Required action | Find every line in the records below that holds the word "requirements" and copy it.

App and web page records |
------------------------------------------------------------------------
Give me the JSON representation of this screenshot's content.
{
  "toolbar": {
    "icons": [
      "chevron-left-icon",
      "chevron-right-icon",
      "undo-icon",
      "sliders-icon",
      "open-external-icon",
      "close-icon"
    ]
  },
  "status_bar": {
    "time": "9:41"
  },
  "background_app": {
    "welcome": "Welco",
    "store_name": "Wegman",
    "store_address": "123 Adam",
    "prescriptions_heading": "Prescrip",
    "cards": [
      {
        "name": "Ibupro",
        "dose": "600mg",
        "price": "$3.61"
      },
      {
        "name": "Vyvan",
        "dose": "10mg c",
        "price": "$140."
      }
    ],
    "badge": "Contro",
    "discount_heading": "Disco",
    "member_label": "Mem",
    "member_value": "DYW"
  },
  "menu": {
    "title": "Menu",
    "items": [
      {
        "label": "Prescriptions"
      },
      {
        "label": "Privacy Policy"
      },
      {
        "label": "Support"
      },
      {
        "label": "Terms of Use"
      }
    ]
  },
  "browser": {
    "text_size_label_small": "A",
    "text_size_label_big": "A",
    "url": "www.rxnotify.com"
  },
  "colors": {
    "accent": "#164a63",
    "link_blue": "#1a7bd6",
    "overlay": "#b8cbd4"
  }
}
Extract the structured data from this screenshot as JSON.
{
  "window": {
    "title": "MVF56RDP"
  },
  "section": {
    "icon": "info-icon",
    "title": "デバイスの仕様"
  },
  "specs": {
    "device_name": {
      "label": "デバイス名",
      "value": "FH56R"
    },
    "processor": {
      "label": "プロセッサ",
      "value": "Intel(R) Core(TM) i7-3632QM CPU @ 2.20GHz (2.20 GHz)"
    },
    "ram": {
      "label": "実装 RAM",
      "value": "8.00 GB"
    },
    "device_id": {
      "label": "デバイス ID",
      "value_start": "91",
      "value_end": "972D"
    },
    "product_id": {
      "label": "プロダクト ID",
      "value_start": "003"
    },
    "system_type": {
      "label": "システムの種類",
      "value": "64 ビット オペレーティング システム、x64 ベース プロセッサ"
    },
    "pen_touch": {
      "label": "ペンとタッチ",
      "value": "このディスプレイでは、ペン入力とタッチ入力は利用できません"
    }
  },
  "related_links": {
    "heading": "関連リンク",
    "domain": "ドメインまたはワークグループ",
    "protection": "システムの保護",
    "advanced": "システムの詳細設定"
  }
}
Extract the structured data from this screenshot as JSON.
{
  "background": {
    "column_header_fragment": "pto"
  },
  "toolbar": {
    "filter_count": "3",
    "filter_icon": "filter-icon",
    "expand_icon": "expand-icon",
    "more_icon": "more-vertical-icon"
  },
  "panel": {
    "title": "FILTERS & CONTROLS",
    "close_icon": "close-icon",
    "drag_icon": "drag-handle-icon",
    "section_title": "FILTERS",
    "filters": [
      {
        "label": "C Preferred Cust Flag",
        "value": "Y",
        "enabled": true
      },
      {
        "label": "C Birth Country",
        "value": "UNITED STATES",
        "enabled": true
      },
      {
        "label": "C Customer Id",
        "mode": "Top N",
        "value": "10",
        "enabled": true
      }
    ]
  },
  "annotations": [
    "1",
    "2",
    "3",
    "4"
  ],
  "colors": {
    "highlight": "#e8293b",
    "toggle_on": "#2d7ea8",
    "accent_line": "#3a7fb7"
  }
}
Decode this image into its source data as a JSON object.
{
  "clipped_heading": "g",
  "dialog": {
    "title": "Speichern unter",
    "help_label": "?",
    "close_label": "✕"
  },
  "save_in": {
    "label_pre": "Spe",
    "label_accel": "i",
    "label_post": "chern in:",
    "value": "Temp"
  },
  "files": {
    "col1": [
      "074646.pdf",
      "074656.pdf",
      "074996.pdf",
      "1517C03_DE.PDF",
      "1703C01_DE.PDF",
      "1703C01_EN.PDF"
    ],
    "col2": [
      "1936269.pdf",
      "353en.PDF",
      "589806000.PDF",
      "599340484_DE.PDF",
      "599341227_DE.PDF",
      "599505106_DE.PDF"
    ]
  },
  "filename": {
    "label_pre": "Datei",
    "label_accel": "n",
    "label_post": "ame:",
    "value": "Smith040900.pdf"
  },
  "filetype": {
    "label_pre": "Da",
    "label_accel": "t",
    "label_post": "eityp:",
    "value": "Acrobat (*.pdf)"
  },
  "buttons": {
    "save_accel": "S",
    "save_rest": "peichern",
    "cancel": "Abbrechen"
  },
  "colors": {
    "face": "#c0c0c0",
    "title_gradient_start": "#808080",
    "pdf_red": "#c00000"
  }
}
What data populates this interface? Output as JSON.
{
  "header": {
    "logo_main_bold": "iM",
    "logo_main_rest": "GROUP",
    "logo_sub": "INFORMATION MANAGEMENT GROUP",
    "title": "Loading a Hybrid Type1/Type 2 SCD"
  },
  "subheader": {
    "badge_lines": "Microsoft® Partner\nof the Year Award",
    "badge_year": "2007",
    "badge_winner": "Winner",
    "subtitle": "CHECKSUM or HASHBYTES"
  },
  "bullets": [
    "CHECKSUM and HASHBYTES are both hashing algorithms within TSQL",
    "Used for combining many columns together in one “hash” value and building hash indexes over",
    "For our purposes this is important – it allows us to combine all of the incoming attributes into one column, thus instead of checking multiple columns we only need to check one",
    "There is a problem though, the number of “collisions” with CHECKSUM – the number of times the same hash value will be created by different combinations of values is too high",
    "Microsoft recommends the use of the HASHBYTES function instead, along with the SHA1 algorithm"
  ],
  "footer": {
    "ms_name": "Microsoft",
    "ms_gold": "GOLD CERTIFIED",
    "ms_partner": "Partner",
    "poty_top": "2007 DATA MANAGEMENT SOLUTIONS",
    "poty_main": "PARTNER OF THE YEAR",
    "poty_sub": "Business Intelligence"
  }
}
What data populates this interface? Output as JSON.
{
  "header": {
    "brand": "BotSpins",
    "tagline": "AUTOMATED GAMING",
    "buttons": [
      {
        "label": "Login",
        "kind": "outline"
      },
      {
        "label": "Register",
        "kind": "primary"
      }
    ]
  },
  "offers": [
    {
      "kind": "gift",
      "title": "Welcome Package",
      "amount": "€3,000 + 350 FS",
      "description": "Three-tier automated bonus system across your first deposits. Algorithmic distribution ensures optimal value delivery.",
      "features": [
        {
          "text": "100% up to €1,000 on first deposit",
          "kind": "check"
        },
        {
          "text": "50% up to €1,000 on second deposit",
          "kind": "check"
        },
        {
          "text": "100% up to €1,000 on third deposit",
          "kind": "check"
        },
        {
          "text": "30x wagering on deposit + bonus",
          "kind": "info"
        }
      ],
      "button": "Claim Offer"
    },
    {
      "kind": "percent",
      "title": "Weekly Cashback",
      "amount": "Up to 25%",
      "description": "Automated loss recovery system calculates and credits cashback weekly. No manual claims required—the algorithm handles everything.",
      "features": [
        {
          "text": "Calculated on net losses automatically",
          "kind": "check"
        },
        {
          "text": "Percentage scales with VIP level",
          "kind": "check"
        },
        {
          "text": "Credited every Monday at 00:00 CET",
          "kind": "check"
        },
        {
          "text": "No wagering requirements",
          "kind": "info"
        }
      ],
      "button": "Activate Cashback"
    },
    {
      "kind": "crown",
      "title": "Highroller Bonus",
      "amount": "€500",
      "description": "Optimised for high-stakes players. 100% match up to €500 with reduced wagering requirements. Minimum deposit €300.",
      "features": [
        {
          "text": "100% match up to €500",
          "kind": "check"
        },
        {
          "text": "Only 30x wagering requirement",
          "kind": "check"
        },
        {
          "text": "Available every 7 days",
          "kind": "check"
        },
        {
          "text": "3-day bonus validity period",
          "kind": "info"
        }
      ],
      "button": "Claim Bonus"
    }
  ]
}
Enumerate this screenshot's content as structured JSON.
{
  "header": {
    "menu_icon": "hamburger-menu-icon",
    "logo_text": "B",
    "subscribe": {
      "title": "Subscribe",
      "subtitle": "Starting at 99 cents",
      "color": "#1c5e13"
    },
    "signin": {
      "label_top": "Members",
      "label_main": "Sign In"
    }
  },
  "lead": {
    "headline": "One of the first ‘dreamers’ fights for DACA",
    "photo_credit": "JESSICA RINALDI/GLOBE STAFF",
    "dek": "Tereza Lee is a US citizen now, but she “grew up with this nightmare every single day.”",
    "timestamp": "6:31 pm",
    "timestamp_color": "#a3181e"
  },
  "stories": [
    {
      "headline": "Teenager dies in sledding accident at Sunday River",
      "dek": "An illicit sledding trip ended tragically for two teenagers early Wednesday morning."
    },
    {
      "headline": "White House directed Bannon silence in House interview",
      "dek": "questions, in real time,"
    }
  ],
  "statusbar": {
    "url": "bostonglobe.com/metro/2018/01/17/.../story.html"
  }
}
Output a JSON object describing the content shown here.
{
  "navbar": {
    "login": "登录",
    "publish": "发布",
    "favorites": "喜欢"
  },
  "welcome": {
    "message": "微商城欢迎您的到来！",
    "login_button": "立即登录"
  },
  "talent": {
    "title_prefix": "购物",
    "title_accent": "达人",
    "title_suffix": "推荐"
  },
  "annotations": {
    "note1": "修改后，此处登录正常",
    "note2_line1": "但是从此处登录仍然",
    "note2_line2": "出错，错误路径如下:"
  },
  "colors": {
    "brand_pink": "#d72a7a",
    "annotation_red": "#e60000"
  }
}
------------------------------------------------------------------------
Your solution |
          "text": "No wagering requirements",
      "description": "Optimised for high-stakes players. 100% match up to €500 with reduced wagering requirements. Minimum deposit €300.",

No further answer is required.